Assignment:
What lines in the entries below contain the word "Microsoft"? Copy all of them.

Information provided:
:::::
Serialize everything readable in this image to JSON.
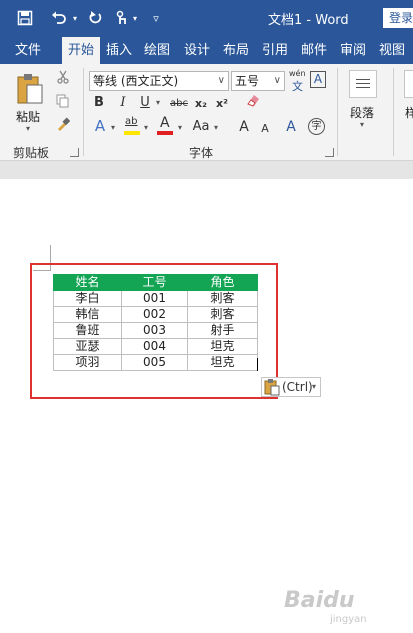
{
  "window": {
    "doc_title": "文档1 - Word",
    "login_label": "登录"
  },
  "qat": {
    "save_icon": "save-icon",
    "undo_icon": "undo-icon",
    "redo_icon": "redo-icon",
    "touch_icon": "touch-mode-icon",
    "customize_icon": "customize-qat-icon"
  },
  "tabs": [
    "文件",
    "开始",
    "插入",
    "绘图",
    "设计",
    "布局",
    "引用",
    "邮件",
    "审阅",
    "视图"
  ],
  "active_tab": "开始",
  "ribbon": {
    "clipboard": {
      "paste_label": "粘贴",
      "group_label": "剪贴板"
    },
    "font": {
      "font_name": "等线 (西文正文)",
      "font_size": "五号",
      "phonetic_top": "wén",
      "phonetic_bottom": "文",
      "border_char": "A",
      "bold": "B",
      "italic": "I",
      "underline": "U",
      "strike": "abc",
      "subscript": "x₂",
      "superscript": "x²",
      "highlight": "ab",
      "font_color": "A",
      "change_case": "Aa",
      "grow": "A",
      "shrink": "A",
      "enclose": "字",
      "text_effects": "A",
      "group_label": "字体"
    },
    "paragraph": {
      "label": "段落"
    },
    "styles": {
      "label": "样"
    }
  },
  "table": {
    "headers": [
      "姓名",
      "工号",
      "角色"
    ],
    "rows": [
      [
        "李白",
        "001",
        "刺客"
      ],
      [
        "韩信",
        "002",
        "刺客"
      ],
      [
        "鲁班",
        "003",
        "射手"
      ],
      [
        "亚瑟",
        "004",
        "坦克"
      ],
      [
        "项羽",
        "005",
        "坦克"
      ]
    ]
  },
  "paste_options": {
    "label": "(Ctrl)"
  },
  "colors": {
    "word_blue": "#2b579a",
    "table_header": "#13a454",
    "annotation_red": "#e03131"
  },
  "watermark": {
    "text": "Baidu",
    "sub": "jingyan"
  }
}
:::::
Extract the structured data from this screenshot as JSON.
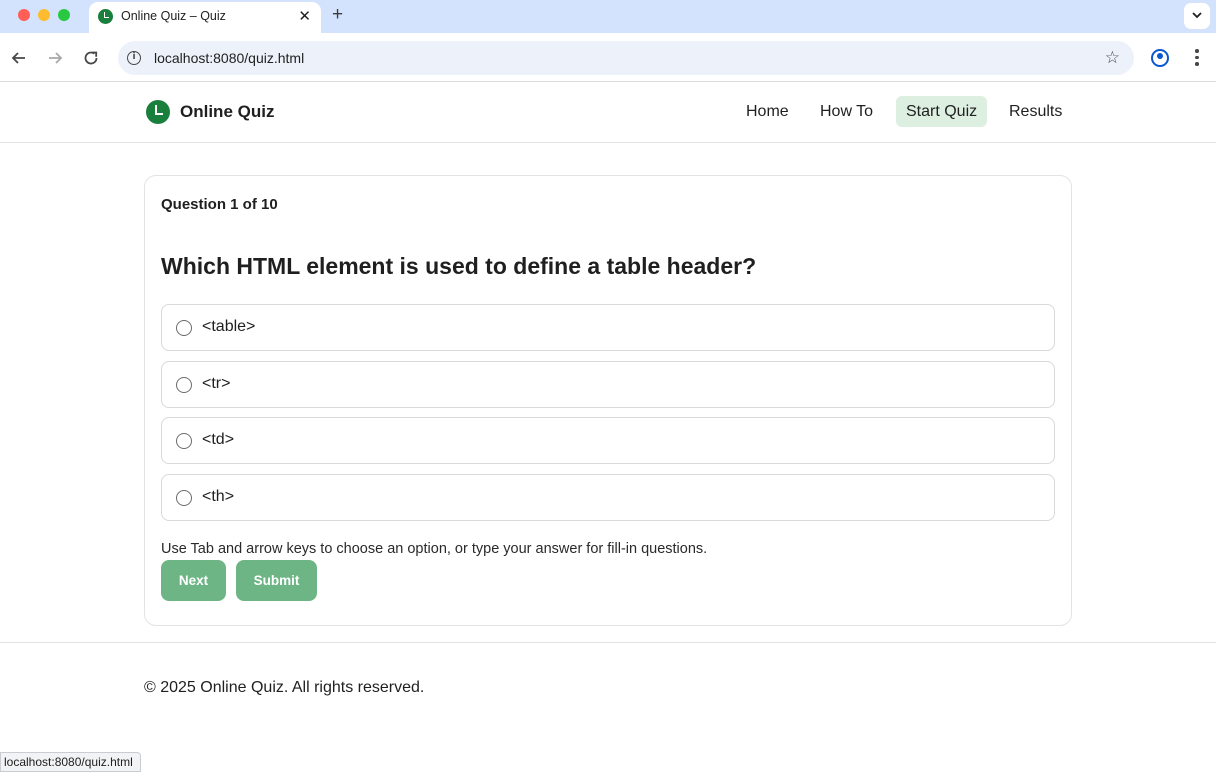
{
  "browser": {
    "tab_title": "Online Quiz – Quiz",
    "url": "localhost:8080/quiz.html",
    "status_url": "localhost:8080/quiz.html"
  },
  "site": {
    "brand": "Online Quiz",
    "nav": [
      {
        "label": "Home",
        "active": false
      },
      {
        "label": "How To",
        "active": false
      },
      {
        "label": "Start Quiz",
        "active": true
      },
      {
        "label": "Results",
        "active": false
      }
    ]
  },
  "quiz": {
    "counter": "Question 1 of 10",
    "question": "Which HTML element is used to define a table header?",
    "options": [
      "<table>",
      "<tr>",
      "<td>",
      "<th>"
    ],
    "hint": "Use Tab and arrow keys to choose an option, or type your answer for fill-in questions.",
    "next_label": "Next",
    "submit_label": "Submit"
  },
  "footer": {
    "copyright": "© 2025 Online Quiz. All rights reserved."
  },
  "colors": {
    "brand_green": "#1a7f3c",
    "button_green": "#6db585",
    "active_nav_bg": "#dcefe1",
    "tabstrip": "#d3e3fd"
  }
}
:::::
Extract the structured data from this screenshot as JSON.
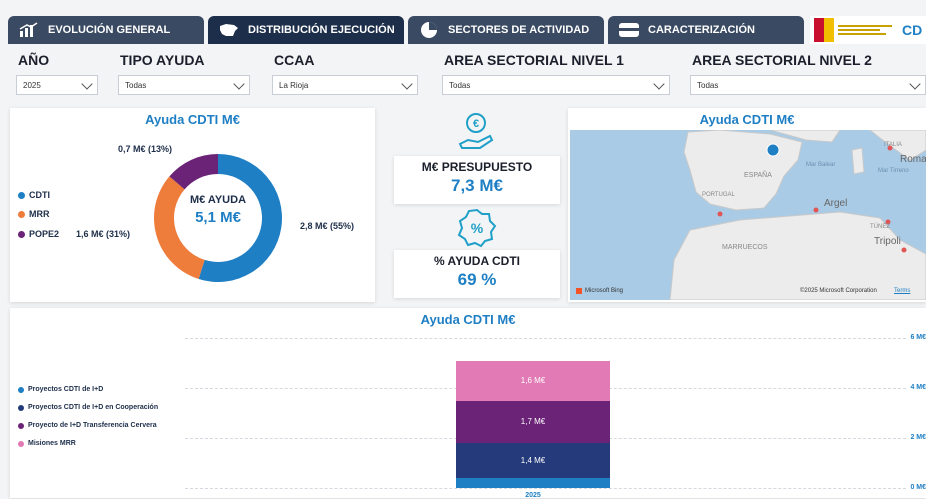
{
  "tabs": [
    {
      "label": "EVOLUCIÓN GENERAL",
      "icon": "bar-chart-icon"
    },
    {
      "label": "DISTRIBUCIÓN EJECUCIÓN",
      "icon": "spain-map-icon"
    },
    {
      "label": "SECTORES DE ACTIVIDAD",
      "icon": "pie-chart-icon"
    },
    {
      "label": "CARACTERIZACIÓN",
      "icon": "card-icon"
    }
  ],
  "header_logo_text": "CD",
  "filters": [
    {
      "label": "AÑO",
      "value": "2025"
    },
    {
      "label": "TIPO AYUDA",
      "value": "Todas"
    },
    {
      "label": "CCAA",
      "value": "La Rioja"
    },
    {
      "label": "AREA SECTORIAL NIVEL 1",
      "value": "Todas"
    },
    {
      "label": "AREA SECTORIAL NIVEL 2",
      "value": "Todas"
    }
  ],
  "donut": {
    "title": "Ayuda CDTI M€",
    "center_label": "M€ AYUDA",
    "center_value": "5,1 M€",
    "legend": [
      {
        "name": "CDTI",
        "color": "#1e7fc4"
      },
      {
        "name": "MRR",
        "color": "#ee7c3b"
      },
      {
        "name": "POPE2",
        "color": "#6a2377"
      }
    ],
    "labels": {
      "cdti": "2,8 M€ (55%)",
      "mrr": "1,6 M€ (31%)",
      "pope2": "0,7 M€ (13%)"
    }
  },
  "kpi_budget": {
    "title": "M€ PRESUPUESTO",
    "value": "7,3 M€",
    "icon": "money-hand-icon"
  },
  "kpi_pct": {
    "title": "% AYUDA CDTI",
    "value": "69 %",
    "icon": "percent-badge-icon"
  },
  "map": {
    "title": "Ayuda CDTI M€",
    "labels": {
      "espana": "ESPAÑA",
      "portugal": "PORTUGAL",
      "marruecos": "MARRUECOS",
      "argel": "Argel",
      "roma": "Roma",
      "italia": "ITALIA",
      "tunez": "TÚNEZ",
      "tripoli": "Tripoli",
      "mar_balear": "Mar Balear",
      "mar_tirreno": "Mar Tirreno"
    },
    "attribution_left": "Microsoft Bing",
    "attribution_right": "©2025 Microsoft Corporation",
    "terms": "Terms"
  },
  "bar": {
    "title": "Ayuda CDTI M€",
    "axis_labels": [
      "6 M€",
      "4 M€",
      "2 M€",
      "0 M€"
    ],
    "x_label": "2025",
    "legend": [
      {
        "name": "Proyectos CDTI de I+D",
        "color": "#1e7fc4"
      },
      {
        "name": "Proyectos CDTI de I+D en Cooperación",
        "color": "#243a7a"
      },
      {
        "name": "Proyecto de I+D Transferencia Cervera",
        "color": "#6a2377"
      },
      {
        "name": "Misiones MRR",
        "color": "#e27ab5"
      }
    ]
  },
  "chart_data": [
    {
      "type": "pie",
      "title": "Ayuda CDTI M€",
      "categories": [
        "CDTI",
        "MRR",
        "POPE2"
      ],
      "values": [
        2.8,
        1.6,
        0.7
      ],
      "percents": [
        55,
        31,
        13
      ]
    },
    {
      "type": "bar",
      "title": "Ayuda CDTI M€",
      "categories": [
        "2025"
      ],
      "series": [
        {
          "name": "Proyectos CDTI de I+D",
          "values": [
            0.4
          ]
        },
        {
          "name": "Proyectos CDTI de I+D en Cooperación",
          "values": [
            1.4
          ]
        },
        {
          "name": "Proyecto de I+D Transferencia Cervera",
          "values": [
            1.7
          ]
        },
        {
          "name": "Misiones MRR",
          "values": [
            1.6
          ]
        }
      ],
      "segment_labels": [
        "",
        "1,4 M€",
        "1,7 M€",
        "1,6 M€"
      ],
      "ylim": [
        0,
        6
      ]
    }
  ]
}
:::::
Result of this task:
    "attribution_left": "Microsoft Bing",
    "attribution_right": "©2025 Microsoft Corporation",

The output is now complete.